> [Items from an interface collection]:
=-=-=
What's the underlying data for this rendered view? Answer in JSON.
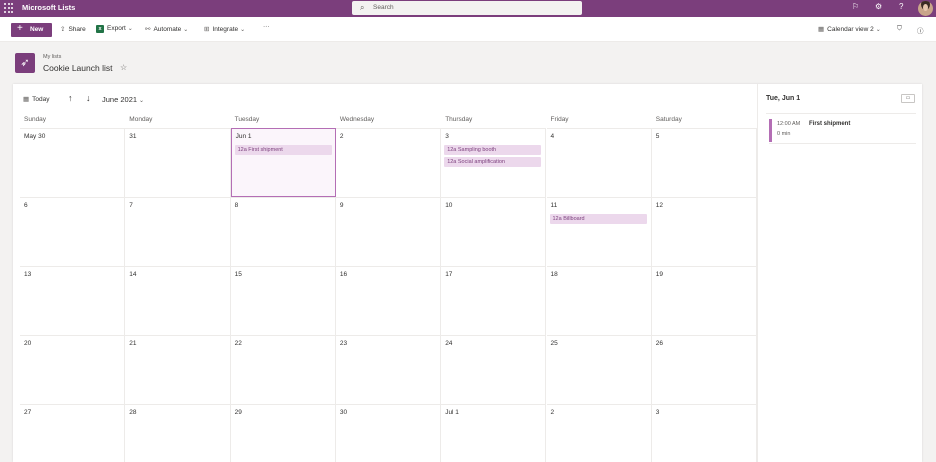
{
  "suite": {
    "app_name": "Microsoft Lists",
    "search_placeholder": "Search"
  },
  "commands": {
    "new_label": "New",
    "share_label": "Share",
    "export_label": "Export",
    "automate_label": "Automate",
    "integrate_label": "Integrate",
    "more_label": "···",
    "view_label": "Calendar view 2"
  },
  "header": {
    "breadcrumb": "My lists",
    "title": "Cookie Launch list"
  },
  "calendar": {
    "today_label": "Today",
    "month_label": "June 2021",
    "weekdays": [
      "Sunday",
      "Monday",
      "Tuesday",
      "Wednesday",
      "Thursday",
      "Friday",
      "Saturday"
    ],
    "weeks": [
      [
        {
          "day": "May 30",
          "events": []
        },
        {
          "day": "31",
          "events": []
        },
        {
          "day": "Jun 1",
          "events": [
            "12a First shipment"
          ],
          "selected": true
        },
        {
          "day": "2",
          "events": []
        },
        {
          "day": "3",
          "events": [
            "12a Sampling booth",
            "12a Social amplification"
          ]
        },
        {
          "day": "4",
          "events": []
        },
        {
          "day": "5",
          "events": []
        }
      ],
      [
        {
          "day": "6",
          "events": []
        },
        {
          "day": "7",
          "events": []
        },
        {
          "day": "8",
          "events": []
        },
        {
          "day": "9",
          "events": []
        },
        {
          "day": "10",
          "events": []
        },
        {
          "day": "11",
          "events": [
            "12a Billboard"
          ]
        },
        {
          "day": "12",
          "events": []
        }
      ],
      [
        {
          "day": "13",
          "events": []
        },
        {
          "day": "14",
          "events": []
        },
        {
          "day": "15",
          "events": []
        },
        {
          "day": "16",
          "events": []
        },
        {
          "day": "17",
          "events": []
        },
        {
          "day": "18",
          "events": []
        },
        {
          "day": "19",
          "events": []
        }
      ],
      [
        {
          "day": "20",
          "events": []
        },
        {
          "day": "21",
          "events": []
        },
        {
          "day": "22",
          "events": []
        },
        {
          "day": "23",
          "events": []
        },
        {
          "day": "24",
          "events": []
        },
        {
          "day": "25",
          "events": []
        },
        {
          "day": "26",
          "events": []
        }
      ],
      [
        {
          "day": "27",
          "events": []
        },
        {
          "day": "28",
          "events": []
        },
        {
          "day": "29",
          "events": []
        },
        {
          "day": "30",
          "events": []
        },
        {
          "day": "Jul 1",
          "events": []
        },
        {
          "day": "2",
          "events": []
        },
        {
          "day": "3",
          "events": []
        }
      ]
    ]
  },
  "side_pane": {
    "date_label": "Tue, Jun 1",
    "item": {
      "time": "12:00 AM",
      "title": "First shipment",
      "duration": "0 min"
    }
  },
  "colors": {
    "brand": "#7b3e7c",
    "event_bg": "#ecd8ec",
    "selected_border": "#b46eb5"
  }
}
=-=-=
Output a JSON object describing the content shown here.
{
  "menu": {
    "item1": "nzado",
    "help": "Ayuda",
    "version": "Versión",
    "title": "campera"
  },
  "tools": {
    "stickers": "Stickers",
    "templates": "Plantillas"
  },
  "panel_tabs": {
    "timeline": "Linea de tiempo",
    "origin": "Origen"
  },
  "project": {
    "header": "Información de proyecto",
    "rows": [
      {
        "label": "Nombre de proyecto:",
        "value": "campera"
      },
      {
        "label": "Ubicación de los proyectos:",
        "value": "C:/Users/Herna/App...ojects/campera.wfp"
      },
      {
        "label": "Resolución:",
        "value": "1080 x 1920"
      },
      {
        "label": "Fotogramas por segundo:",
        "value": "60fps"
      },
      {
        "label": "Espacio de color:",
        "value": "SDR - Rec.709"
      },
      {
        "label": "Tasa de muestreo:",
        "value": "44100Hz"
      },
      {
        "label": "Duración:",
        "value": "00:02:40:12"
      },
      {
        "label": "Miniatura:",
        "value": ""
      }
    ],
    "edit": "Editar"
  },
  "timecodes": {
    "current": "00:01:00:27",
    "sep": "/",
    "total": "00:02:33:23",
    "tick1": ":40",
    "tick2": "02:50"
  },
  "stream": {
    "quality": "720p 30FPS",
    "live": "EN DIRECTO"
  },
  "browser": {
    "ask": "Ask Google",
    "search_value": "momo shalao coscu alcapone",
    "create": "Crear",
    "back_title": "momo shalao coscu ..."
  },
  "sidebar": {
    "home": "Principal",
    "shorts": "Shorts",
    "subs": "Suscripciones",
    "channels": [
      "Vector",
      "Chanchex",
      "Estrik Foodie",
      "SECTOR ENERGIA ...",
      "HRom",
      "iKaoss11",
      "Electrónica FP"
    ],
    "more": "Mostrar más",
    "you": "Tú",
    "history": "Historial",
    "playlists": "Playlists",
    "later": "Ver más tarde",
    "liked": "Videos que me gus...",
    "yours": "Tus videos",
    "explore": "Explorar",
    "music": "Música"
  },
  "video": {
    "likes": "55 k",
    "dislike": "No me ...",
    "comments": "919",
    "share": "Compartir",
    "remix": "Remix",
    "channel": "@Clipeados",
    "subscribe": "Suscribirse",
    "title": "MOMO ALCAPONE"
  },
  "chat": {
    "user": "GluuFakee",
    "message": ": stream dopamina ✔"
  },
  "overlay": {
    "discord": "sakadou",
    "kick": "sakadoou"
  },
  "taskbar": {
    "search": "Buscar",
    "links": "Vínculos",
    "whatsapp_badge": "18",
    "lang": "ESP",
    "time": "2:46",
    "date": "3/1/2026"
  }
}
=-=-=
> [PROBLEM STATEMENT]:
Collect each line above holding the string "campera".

> [RESULT FOR THIS TASK]:
    "title": "campera"
        "value": "campera"
        "value": "C:/Users/Herna/App...ojects/campera.wfp"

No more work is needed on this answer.